But there is no avoiding the fact that even if we disregard the Orientalist distinctions between "them" and "us," a powerful series of political and ultimately ideological realities inform scholarship today. No one can escape dealing with, if not the East/West division, then the North/South one, the have/have-not one, the imperialist/anti-imperialist one, the white/colored one. We cannot get around them all by pretending they do not exist; on the contrary, contemporary Orientalism teaches us a great deal about the intellectual dishonesty of dissembling on that score, the result of which is to intensify the divisions and make them both vicious and permanent. Yet an openly polemical and right-minded "progressive" scholarship can very easily degenerate into dogmatic slumber, a prospect that is not edifying either.

My own sense of the problem is fairly shown by the kinds of questions I formulated above. Modern thought and experience have taught us to be sensitive to what is involved in representation, in studying the other, in racial thinking, in unthinking and uncritical acceptance of authority and authoritative ideas, in the sociopolitical role of intellectuals, in the great value of a skeptical critical consciousness. Perhaps if we remember that the study of human experience usually has an ethical, to say nothing of a political, consequence in either the best or worst sense, we will not be indifferent to what we do as scholars.And what better norm for the scholar than human freedom and knowledge? Perhaps too we should remember that the study of man in society is based on concrete human history and experience, not on donnish abstractions, or on obscure laws or arbitrary systems. The problem then is to make the study fit and in some way be shaped by the experience, which would be illuminated and perhaps changed by the study. At all costs, the goal of Orientalizing the Orient again and again is to be avoided, with consequences that cannot help but refine knowledge and reduce the scholar's conceit. Without "the Orient" there would be scholars, critics, intellectuals, human beings, for whom the racial, ethnic, and national distinctions were less important than the common enterprise of promoting human community.

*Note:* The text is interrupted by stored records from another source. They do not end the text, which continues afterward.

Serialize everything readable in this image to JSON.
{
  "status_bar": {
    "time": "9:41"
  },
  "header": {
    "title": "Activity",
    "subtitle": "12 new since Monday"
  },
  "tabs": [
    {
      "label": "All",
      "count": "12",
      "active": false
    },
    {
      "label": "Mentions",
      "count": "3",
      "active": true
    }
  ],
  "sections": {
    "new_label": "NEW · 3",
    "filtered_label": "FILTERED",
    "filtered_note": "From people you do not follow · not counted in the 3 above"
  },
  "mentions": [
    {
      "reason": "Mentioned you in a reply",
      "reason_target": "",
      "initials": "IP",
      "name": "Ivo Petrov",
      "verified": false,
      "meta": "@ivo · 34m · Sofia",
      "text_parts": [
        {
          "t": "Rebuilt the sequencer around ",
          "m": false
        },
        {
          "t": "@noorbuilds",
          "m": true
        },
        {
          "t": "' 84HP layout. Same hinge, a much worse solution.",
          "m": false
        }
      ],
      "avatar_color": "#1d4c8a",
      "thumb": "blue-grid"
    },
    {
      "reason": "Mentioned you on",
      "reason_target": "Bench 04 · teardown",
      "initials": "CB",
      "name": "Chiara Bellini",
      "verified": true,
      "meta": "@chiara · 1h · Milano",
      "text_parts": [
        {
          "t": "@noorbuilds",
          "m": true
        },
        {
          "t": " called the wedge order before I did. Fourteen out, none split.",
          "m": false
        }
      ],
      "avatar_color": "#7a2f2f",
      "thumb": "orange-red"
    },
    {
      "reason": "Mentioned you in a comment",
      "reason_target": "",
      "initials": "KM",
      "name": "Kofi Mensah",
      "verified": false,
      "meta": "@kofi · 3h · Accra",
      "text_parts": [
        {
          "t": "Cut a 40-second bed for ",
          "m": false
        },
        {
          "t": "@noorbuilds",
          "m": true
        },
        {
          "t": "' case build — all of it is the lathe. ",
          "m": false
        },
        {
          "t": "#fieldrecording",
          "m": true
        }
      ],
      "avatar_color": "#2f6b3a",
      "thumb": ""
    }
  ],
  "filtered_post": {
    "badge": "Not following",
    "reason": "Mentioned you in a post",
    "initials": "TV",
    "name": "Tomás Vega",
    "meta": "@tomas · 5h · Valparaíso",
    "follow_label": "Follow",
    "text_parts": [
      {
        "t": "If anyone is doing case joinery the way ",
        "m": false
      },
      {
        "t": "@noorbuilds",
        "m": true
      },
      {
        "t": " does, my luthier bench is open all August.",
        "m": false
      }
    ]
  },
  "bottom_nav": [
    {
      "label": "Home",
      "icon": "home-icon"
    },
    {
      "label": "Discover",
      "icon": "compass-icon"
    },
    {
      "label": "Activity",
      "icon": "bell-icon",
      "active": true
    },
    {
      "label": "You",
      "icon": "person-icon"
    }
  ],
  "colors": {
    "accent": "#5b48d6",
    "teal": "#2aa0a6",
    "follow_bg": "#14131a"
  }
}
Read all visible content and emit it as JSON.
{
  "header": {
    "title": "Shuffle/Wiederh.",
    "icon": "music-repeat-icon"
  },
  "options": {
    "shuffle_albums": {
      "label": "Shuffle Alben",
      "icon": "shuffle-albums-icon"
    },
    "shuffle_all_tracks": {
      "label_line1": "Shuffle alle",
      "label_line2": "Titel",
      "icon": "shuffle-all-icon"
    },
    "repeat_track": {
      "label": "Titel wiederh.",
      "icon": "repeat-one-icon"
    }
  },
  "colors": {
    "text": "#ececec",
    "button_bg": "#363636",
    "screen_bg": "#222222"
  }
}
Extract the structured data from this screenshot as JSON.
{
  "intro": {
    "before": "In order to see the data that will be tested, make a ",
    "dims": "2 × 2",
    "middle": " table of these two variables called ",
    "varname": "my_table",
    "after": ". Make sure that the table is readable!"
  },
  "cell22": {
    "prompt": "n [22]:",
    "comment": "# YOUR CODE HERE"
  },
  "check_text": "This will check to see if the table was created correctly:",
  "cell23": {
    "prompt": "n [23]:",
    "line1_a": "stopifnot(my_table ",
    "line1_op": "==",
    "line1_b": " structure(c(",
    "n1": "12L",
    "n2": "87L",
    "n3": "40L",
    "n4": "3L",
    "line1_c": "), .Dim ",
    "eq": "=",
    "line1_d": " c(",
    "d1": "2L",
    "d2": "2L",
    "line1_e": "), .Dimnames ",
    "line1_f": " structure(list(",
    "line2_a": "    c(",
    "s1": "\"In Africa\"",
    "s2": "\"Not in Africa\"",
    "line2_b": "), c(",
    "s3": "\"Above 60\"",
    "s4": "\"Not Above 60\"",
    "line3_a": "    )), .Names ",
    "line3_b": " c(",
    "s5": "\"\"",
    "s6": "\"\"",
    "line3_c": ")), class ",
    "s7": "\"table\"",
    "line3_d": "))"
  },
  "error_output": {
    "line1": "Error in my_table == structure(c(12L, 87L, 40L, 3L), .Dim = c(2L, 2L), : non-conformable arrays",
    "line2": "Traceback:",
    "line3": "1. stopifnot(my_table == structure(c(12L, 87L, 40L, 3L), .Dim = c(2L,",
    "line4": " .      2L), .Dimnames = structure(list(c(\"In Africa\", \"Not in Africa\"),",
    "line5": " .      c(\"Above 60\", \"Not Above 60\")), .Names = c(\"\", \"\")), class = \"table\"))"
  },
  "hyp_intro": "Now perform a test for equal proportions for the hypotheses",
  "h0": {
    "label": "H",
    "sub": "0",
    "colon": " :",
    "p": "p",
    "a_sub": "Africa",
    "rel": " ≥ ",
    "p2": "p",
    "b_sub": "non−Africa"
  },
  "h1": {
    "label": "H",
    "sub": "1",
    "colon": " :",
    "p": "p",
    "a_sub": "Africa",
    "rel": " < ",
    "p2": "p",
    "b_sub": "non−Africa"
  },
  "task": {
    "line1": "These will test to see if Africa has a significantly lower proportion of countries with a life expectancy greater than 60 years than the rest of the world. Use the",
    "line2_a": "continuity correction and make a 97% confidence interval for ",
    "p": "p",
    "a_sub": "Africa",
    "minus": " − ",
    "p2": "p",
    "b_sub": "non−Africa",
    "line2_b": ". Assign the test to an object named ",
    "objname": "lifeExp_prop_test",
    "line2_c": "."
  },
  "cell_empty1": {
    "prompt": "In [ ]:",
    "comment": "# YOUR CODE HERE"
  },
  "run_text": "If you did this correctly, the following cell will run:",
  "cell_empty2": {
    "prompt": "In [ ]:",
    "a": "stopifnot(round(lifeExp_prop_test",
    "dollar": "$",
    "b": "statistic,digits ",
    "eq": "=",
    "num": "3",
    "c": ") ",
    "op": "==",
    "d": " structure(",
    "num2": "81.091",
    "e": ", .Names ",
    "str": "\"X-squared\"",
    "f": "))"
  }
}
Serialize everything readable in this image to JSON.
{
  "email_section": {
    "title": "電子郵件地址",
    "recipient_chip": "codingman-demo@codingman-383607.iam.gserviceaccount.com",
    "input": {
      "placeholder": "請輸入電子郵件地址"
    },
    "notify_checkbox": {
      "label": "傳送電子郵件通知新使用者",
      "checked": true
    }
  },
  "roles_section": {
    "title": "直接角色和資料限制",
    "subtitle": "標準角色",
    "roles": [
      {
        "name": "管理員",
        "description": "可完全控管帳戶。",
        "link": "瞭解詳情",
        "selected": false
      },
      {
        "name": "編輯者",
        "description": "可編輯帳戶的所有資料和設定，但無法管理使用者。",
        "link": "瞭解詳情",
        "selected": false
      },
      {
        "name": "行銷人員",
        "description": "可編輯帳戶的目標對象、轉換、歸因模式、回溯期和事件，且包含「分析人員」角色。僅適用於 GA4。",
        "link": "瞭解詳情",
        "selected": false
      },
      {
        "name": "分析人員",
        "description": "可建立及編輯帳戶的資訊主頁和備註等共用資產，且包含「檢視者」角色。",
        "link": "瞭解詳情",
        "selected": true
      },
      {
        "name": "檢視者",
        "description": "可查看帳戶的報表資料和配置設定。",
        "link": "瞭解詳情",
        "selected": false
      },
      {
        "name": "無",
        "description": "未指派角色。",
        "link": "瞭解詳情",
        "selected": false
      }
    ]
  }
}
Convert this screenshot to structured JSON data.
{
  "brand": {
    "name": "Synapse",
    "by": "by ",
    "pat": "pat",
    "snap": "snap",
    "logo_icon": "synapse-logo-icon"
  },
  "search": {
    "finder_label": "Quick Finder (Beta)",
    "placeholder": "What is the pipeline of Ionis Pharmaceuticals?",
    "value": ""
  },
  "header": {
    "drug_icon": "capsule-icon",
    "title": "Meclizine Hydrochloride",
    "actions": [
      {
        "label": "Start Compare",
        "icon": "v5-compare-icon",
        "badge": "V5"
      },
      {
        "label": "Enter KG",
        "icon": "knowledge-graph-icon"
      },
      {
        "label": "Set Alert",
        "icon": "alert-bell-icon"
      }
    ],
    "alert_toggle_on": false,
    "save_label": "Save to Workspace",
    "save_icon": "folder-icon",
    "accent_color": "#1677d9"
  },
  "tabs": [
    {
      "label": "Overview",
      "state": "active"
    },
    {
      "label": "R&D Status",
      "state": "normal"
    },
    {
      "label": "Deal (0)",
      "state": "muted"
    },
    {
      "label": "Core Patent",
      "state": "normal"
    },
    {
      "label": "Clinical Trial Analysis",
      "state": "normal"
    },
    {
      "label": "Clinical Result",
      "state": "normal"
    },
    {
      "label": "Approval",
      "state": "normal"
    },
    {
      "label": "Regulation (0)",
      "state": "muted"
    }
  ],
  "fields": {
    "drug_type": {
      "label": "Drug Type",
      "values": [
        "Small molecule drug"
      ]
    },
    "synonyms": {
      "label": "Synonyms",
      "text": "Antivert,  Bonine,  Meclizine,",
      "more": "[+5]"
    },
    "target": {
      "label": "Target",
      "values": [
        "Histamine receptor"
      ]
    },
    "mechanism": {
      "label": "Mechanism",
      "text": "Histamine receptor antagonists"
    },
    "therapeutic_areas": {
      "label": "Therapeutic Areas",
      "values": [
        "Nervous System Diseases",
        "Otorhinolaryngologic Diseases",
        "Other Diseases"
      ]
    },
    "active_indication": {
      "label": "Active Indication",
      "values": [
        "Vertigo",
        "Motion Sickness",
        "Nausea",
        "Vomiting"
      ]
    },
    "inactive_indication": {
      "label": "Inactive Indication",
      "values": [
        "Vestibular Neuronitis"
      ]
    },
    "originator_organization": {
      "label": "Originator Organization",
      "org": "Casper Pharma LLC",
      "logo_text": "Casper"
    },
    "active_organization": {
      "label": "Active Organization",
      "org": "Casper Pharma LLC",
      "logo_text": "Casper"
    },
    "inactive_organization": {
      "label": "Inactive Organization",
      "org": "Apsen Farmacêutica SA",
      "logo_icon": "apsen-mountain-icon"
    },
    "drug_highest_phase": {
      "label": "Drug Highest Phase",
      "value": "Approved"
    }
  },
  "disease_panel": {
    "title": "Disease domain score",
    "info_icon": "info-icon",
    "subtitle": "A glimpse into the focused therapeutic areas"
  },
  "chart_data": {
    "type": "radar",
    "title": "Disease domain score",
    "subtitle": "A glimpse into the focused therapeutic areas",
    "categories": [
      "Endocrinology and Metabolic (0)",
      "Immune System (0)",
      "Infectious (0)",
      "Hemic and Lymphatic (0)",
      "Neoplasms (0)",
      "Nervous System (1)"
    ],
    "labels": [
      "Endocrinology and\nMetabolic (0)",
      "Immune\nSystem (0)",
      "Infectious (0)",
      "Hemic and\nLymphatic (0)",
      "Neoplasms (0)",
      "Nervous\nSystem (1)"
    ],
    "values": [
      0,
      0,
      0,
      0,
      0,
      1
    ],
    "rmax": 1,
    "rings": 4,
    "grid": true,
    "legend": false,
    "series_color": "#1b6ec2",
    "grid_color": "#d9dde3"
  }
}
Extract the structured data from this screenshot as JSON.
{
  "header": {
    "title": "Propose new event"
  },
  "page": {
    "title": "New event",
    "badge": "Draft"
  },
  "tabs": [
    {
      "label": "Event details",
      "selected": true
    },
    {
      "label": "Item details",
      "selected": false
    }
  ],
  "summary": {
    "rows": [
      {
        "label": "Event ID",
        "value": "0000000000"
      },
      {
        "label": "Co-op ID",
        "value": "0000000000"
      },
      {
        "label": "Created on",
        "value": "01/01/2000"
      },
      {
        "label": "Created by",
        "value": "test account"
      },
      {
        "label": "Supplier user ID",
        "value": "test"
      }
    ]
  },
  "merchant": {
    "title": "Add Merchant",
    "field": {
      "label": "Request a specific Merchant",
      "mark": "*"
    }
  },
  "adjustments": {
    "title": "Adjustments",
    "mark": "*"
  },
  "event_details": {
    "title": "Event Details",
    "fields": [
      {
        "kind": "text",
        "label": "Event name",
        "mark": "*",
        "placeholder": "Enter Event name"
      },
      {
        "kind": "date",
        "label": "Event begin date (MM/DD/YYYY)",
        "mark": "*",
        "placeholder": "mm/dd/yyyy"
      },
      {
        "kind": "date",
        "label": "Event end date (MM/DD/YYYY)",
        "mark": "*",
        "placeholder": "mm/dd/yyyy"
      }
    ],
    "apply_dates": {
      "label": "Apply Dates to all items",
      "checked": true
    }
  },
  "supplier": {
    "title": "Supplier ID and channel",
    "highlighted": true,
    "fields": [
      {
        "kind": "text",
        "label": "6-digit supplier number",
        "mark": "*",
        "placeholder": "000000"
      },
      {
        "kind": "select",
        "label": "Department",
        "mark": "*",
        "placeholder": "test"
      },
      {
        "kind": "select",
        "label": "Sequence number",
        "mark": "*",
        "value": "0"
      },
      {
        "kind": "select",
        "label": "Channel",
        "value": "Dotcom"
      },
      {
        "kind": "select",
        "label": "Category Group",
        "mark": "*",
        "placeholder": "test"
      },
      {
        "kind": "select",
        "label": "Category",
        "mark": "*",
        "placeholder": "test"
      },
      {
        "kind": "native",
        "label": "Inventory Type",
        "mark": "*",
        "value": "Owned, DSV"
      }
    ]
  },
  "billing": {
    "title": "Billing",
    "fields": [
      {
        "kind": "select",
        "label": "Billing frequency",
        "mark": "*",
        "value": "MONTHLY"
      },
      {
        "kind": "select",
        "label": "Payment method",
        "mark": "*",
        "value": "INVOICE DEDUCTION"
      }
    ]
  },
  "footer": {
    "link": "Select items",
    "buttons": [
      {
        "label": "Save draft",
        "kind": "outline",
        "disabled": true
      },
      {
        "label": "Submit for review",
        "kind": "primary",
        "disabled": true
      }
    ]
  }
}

Positively, I do believe-and in my other work have tried to show -that enough is being done today in the human sciences to provide the contemporary scholar with insights, methods, and ideas that could dispense with racial, ideological, and imperialist stereotypes of the sort provided during its historical ascendancy by Orientalism. I consider Orientalism's failure to have been a human as much as an intellectual one; for in having to take up a position of irreducible opposition to a region of the world it considered alien to its own, Orientalism failed to identify with human experience, failed also to see it as human experience. The worldwide hegemony of Orientalism and all it stands for can now be challenged, if we can benefit properly from, the general twentieth-century rise to political and historical awareness of so many of the earth's peoples. If this book has any future use, it will be as a modest contribution to that challenge, and as a warning: that systems of thought like Orientalism, discourses of power, ideological fictionsmind-forg'd manacles-are all too easily made, applied, and guarded. Above all, I hope to have shown my reader that the answer to Orientalism is not Occidentalism. No former "Oriental" will be comforted by the thought that having been an Oriental himself he is likely-too likely-to study new "Orientals"-or "Occidentals"-of his own making. If the knowledge of Orientalism has any meaning, it is in being a reminder of the seductive degradation of knowledge, of any knowledge, anywhere, at any time.Now perhaps more than before.